The substantive issue is not whether diesel is doomed in the long run – even the German car industry accepts that – but how this should happen, and the time frame. The German car industry is not ready to supply the market with hybrid engines, let alone electric engines…If your car industry operates like a cartel, the development of alternative technologies get suppressed. This works exceedingly well so long as you keep technological leadership. And it breaks down when the underlying technology changes or when there is a sudden shift in the structure of demand….
[T]he car of the future will have an electric engine, and lots of smart artificial intelligence. We don’t know yet whether Tesla is the new iPhone of the car industry… What we do know is that the German car industry is not at the forefront of either development… It is up against the likes of Google, and possibly Apple, whose market capitalisation is far too large.

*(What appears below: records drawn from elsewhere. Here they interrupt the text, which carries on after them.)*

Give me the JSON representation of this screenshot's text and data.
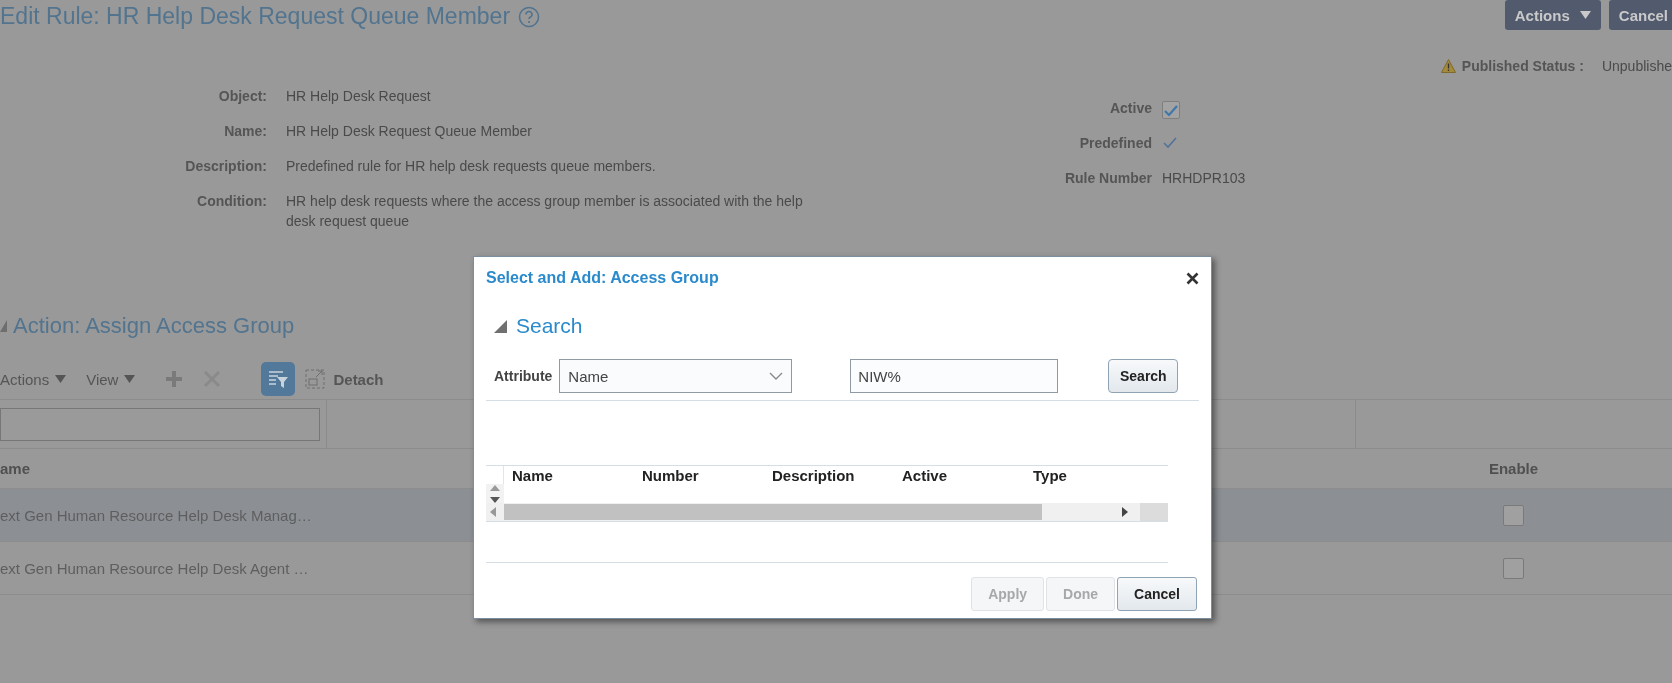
{
  "page": {
    "title": "Edit Rule: HR Help Desk Request Queue Member",
    "header_buttons": [
      {
        "label": "Actions",
        "kind": "menu"
      },
      {
        "label": "Cancel",
        "kind": "plain"
      }
    ],
    "published_status": {
      "label": "Published Status :",
      "value": "Unpublishe"
    },
    "fields": [
      {
        "label": "Object:",
        "value": "HR Help Desk Request"
      },
      {
        "label": "Name:",
        "value": "HR Help Desk Request Queue Member"
      },
      {
        "label": "Description:",
        "value": "Predefined rule for HR help desk requests queue members."
      },
      {
        "label": "Condition:",
        "value": "HR help desk requests where the access group member is associated with the help desk request queue"
      }
    ],
    "flags": [
      {
        "label": "Active",
        "kind": "checkbox",
        "checked": true
      },
      {
        "label": "Predefined",
        "kind": "readonly-check",
        "checked": true
      },
      {
        "label": "Rule Number",
        "kind": "text",
        "value": "HRHDPR103"
      }
    ],
    "action_section": {
      "title": "Action: Assign Access Group",
      "expanded": true,
      "toolbar": {
        "menus": [
          "Actions",
          "View"
        ],
        "detach": "Detach"
      },
      "table": {
        "columns": [
          "ame",
          "Enable"
        ],
        "rows": [
          {
            "name": "ext Gen Human Resource Help Desk Manag…",
            "enabled": false,
            "selected": true
          },
          {
            "name": "ext Gen Human Resource Help Desk Agent …",
            "enabled": false,
            "selected": false
          }
        ]
      }
    }
  },
  "dialog": {
    "title": "Select and Add: Access Group",
    "search": {
      "title": "Search",
      "expanded": true,
      "attribute_label": "Attribute",
      "attribute_value": "Name",
      "query": "NIW%",
      "button": "Search"
    },
    "results": {
      "columns": [
        "Name",
        "Number",
        "Description",
        "Active",
        "Type"
      ]
    },
    "buttons": [
      {
        "label": "Apply",
        "disabled": true
      },
      {
        "label": "Done",
        "disabled": true
      },
      {
        "label": "Cancel",
        "disabled": false
      }
    ]
  }
}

The new competitors are not part of the cartel…The developers have a different background than do the mechanical engineers of today’s car industry today. So, there is no reason to believe that the German car industry will retain its fat profit margins. It will decline just like newspapers declined. It won’t disappear, but wither slowly. Diesel sales are falling fast, even in Germany. Salaries will eventually come under pressure, and the most talented engineers and scientists will seek alternatives. What we do know is that Germany is absolutely unprepared for this development.
In this context, we noted a comment by Marcel Fratzscher, who argues that Germany is preaching free trade at G20 summits, but is practicing protectionism at home when it blocks foreign takeovers of companies that own certain key technologies. He says the veto right is ill-defined, and thus particularly potent because politicians use it at their discretion. Germany, and the EU as a whole, are prioritising protection over innovation.

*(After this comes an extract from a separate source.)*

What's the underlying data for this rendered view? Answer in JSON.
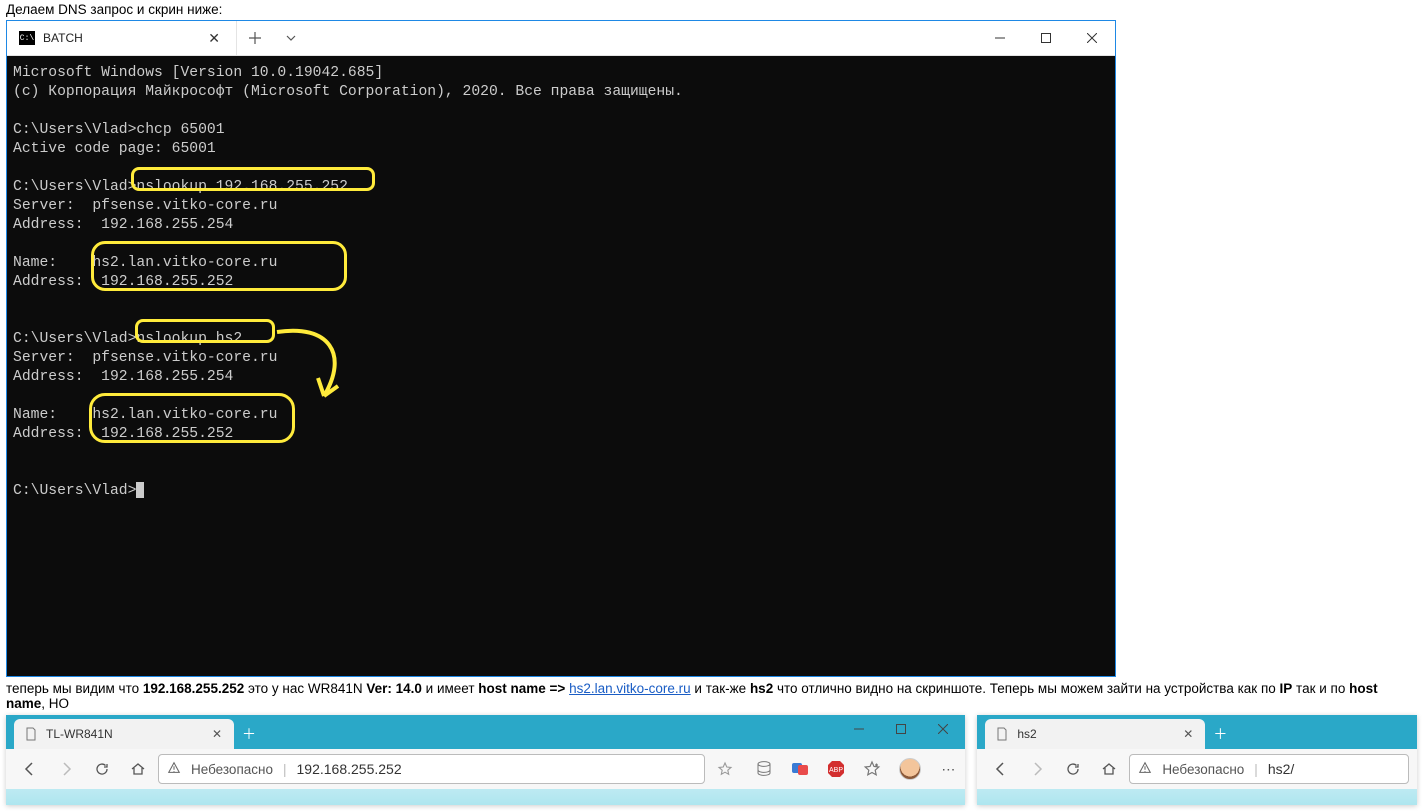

And there was I, thinking that Merkel was a champion of liberal (in the good sense of that much misused word) values…..
The longer term problem that electrification and self-driving cars might represent for Germany’s auto sector also rates a mention in a new piece in The Economist on some of the challenges facing the country, including (somewhat cheekily given that magazine’s own greenery) the effect of Germany’s high energy costs (much of them arising out of Merkel’s policies) on its competitiveness.
That trend is compounded by a conservative attitude to certain kinds of new technologies. Germans are even more hostile than the French to a free-trade treaty with America and to big-data giants like Google. In another backwards-looking move, Mrs Merkel’s government decided to cut the retirement age.
For now, however, Germany’s economy is in good shape and Merkel appears to be coasting to an easy re-election later this year, but I was struck by this in The Economist’s article:
All told, says Stephan Richter, a pundit, Germany’s “anaesthetic” political class has not used the country’s golden decade to equip it for the future: “past performance is no indication of future success.”
Indeed, but the sins have been of commission as well as omission. The decisions that Merkel has made on issue after issue after issue (the economy, immigration, energy, the EU—and there are plenty of other blunders to pick from) have already been damaging, and the final bill is not yet in.